Tim Freedman plays the Mullum Music Festival with his band The Idle. Contributed

Tim Freedman at Mullum Music Fest

Tim Freedman's first album in six years opens with the song Old Man.

Before you jump to any conclusions, no, it isn't autobiographical.

The album, Australian Idle, will be out in November ahead of his gig with new band The Idle at The Mullum Music Festival.

>>> More Pulse news

Freedman is releasing the lyrics from the album along with an explanation of their inspiration through his Facebook page ahead of the November release.

"I always loved in the '70s when you'd buy an album and read the lyrics," Freedman tells Pulse. "I take a lot of time over my words, so I think it's nice to put them out."

The first line for Old Man came to Freedman as he stepped out of hospital after visiting a friend, he explains on the site, "I want to be an old man" he said to himself and his friend thought it too.

Written for the most part in Broken Head, Freedman describes Australian Idle (which isn't a tribute to the singing competition) as cheery, '70s pop.

"No heartbreak, no drinking too much," he says. "Most of the songs are about characters I know. I won't say it's the best work I've ever done because, how would I know? But I will say it's the catchiest thing I've done."

Freedman became a household name in Australia as the frontman of The Whitlams.

The band formed almost 20 years ago and was recently reminded of its most successful release Eternal Nightcap when it came in at No.17 on Triple J's Hottest 100 Australian Albums of All Time earlier this year.

"I started getting texts about it," Freedman says.

"I just thought, 'what strange thing is happening?' I haven't been played on Triple J for years.
It's nice that it's a fond memory in their lives."

Bringing Eternal Nightcap together wasn't an easy task for Freedman back in 1996 after one of the band's members, Steve Plunder, died.

"It's all my songs of my 20s," he says.

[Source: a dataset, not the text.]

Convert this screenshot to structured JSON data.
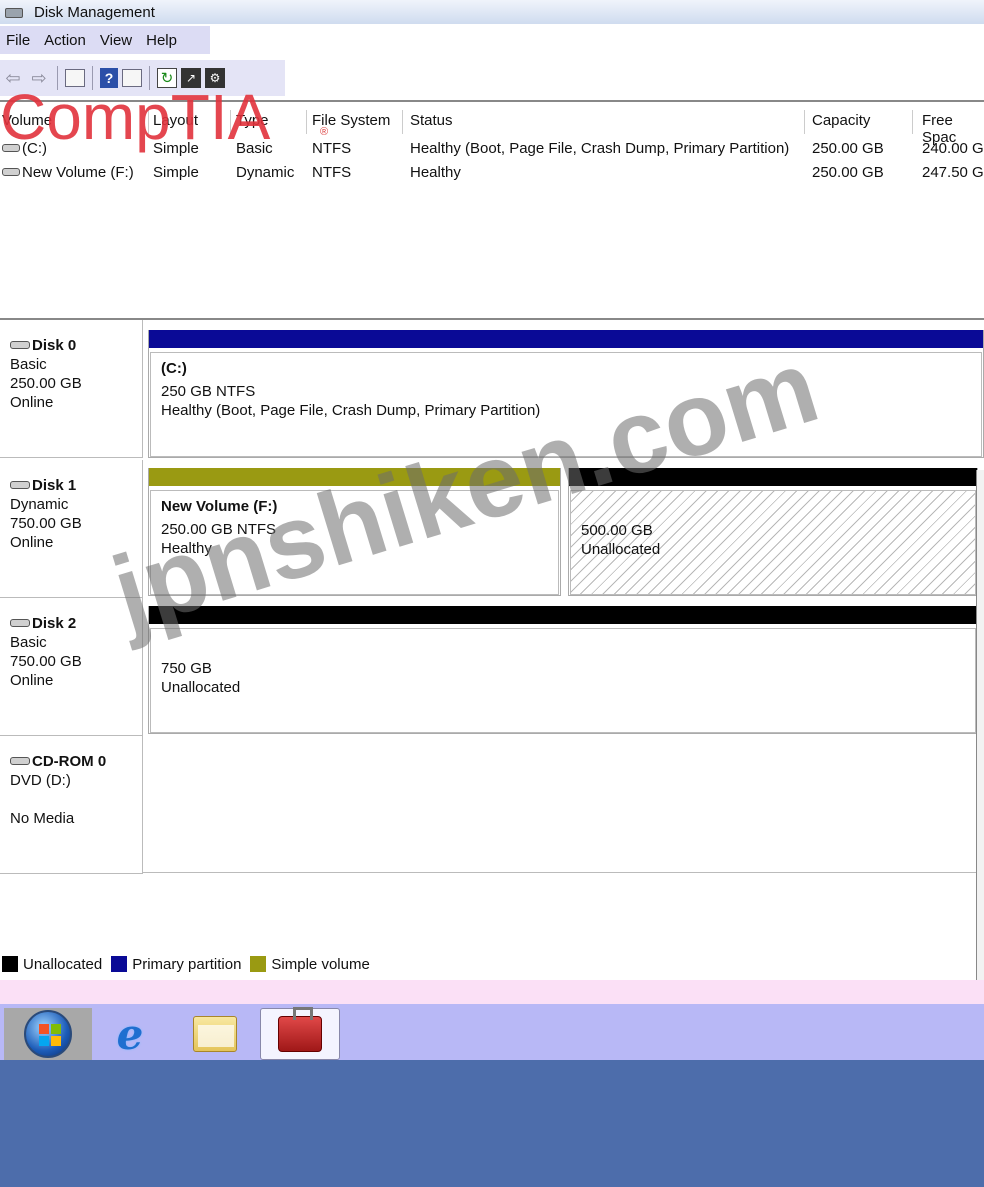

Freedman said he was left to fill an entire album without the help of his colleague and looked to his past to bring it all together.

"It was really rich and emotional," he says. "I think it was saved from being too dismal by No Aphrodisiac and You Sound Like Louis Burdett."

Four years later the band's other founding member, Andy Lewis, died.

Despite this "curse" The Whitlams released two more successful albums (Torch The Moon, 2002 and Little Cloud, 2006) and a best of in 2009.

During the six years since The Whitlams' last release, Freedman has hardly been idle, though he likes to think otherwise, when asked how he spent his time.

"Just doing as little as possible really," he says.

"Put my feet up, had a child, travelled, rode my bike. It was just nice to live without the pressures of being creative. Like all musicians I still played in a band, still toured and we released our best-of album."

With new band The Idle, Freedman releases his first album outside of The Whitlams and from all reports (filtered through the frontman himself) it's ahappy one with a differentapproach.

"We just wanted to do something that hasn't been done before that no one else is doing at the moment," Freedman says.

"Wolfmother were doing the '70s guitar stuff but I thought I'd do it with piano. We just had fun with the genre."

Tim Freedman and The Idle play The Mullumbimby Music Festival on Sunday, November 27, at the Civic Hall, 7pm. For tickets and further info head to the website